From my point of view you are not stationary and have a velocity that is a fraction of the speed of light(v/c). From my point of view your opinion of the direction of the galaxy is distorted by your relative velocity to me. The greater your relative velocity to me the greater the difference between the angle you perceive and the angle I perceive. That is what Mr Walker means when he says "the aberration of light depends on the ratio of the speed I am going, to the speed of light." He is talking about your speed as measured by another observer. You can consider yourself as stationary and from your point of view that galaxy has always been to te North East. From your point of view it is me that is moving (form North to South) with velocity v/c relative to you and it is me that is seeing a distorted direction due to aberration and that is why I think the galaxy is to the East.

Interestingly, if I accelerate violently in a given direction to some extreme velocity aproaching the speed of light (relative to the rest frame I started in) then almost the entire universe will appear as a distant blob in front of me. Visually it would like I am accelerating backwards while the seat of my pants is telling me I am accelerating forward. This is the exact opposite of the star movement seen in Startrek when they go to warp speed.

[EDIT] As JesseM points out you can consider your speed relative to the galaxy (or vice versa). In the description I gave above I was assuming that I was at rest with respect to the distant galaxy.

Last edited:

## 1. How does the theory of relativity explain the apparent direction of light?

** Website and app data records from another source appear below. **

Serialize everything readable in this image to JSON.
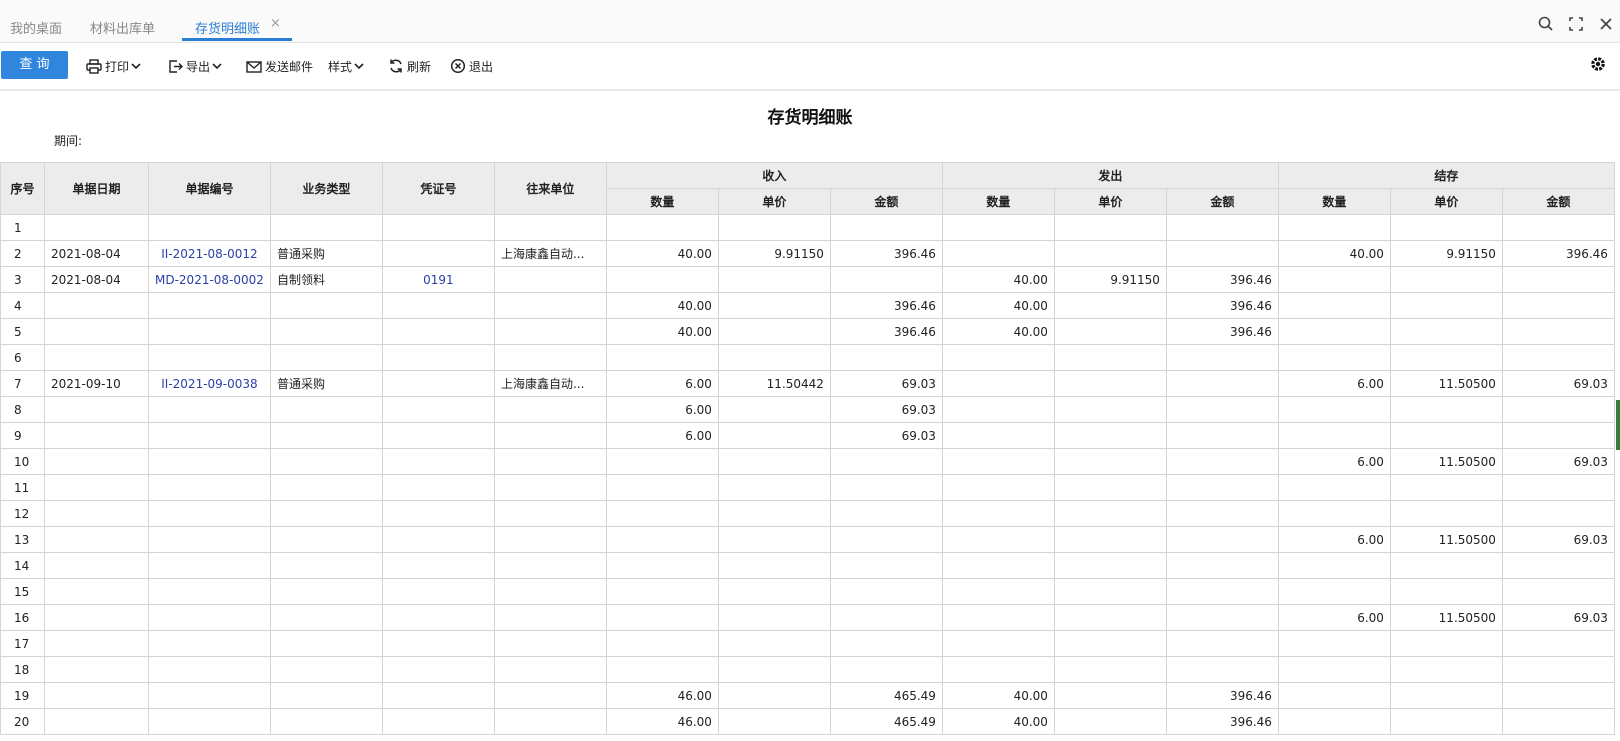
{
  "tabs": [
    {
      "label": "我的桌面",
      "active": false
    },
    {
      "label": "材料出库单",
      "active": false
    },
    {
      "label": "存货明细账",
      "active": true
    }
  ],
  "toolbar": {
    "query": "查 询",
    "print": "打印",
    "export": "导出",
    "send_mail": "发送邮件",
    "style": "样式",
    "refresh": "刷新",
    "exit": "退出"
  },
  "report": {
    "title": "存货明细账",
    "period_label": "期间:"
  },
  "columns": {
    "seq": "序号",
    "date": "单据日期",
    "doc_no": "单据编号",
    "biz_type": "业务类型",
    "voucher": "凭证号",
    "partner": "往来单位",
    "in_group": "收入",
    "out_group": "发出",
    "bal_group": "结存",
    "qty": "数量",
    "price": "单价",
    "amount": "金额"
  },
  "rows": [
    [
      "1",
      "",
      "",
      "",
      "",
      "",
      "",
      "",
      "",
      "",
      "",
      "",
      "",
      "",
      ""
    ],
    [
      "2",
      "2021-08-04",
      "II-2021-08-0012",
      "普通采购",
      "",
      "上海康鑫自动...",
      "40.00",
      "9.91150",
      "396.46",
      "",
      "",
      "",
      "40.00",
      "9.91150",
      "396.46"
    ],
    [
      "3",
      "2021-08-04",
      "MD-2021-08-0002",
      "自制领料",
      "0191",
      "",
      "",
      "",
      "",
      "40.00",
      "9.91150",
      "396.46",
      "",
      "",
      ""
    ],
    [
      "4",
      "",
      "",
      "",
      "",
      "",
      "40.00",
      "",
      "396.46",
      "40.00",
      "",
      "396.46",
      "",
      "",
      ""
    ],
    [
      "5",
      "",
      "",
      "",
      "",
      "",
      "40.00",
      "",
      "396.46",
      "40.00",
      "",
      "396.46",
      "",
      "",
      ""
    ],
    [
      "6",
      "",
      "",
      "",
      "",
      "",
      "",
      "",
      "",
      "",
      "",
      "",
      "",
      "",
      ""
    ],
    [
      "7",
      "2021-09-10",
      "II-2021-09-0038",
      "普通采购",
      "",
      "上海康鑫自动...",
      "6.00",
      "11.50442",
      "69.03",
      "",
      "",
      "",
      "6.00",
      "11.50500",
      "69.03"
    ],
    [
      "8",
      "",
      "",
      "",
      "",
      "",
      "6.00",
      "",
      "69.03",
      "",
      "",
      "",
      "",
      "",
      ""
    ],
    [
      "9",
      "",
      "",
      "",
      "",
      "",
      "6.00",
      "",
      "69.03",
      "",
      "",
      "",
      "",
      "",
      ""
    ],
    [
      "10",
      "",
      "",
      "",
      "",
      "",
      "",
      "",
      "",
      "",
      "",
      "",
      "6.00",
      "11.50500",
      "69.03"
    ],
    [
      "11",
      "",
      "",
      "",
      "",
      "",
      "",
      "",
      "",
      "",
      "",
      "",
      "",
      "",
      ""
    ],
    [
      "12",
      "",
      "",
      "",
      "",
      "",
      "",
      "",
      "",
      "",
      "",
      "",
      "",
      "",
      ""
    ],
    [
      "13",
      "",
      "",
      "",
      "",
      "",
      "",
      "",
      "",
      "",
      "",
      "",
      "6.00",
      "11.50500",
      "69.03"
    ],
    [
      "14",
      "",
      "",
      "",
      "",
      "",
      "",
      "",
      "",
      "",
      "",
      "",
      "",
      "",
      ""
    ],
    [
      "15",
      "",
      "",
      "",
      "",
      "",
      "",
      "",
      "",
      "",
      "",
      "",
      "",
      "",
      ""
    ],
    [
      "16",
      "",
      "",
      "",
      "",
      "",
      "",
      "",
      "",
      "",
      "",
      "",
      "6.00",
      "11.50500",
      "69.03"
    ],
    [
      "17",
      "",
      "",
      "",
      "",
      "",
      "",
      "",
      "",
      "",
      "",
      "",
      "",
      "",
      ""
    ],
    [
      "18",
      "",
      "",
      "",
      "",
      "",
      "",
      "",
      "",
      "",
      "",
      "",
      "",
      "",
      ""
    ],
    [
      "19",
      "",
      "",
      "",
      "",
      "",
      "46.00",
      "",
      "465.49",
      "40.00",
      "",
      "396.46",
      "",
      "",
      ""
    ],
    [
      "20",
      "",
      "",
      "",
      "",
      "",
      "46.00",
      "",
      "465.49",
      "40.00",
      "",
      "396.46",
      "",
      "",
      ""
    ]
  ],
  "colors": {
    "accent": "#2f86dc",
    "link": "#2a3fa8",
    "header_bg": "#ececec"
  }
}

The theory of relativity explains the apparent direction of light by stating that the speed of light is constant from all reference frames. This means that no matter how fast an observer is moving, they will always measure the speed of light to be the same. This concept is known as the principle of relativity.

## 2. Why does light appear to bend when passing through a gravitational field?

According to the theory of general relativity, gravity is not a force between masses, but rather a curvature of spacetime caused by the presence of massive objects. This curvature can cause light to appear to bend when passing through a gravitational field, as it follows the curved path of spacetime.

## 3. How does the concept of time dilation fit into the theory of relativity?

Time dilation is a key concept in the theory of relativity, as it states that time moves slower for an object that is moving at high speeds or in a strong gravitational field. This is due to the fact that the speed of light is constant, so in order to maintain this constant speed, time must appear to slow down for the moving object.

## 4. Can the theory of relativity be tested and proven?

Yes, the theory of relativity has been extensively tested and has been consistently shown to accurately predict the behavior of objects in our universe. For example, the bending of light around massive objects, as predicted by general relativity, has been observed and confirmed through experiments and observations.

## 5. How does the theory of relativity impact our understanding of the universe?

The theory of relativity has had a profound impact on our understanding of the universe. It has allowed us to explain and predict phenomena such as black holes, gravitational waves, and the expansion of the universe. It has also revolutionized our understanding of space and time, and has been the foundation for many modern theories in physics and cosmology.

• Special and General Relativity
Replies
12
Views
664
• Special and General Relativity
Replies
21
Views
751
• Special and General Relativity
Replies
45
Views
4K
• Special and General Relativity
Replies
30
Views
2K
• Special and General Relativity
Replies
2
Views
743
• Special and General Relativity
Replies
17
Views
570
• Special and General Relativity
Replies
28
Views
2K
• Special and General Relativity
Replies
25
Views
3K
• Special and General Relativity
Replies
65
Views
5K
• Special and General Relativity
Replies
3
Views
608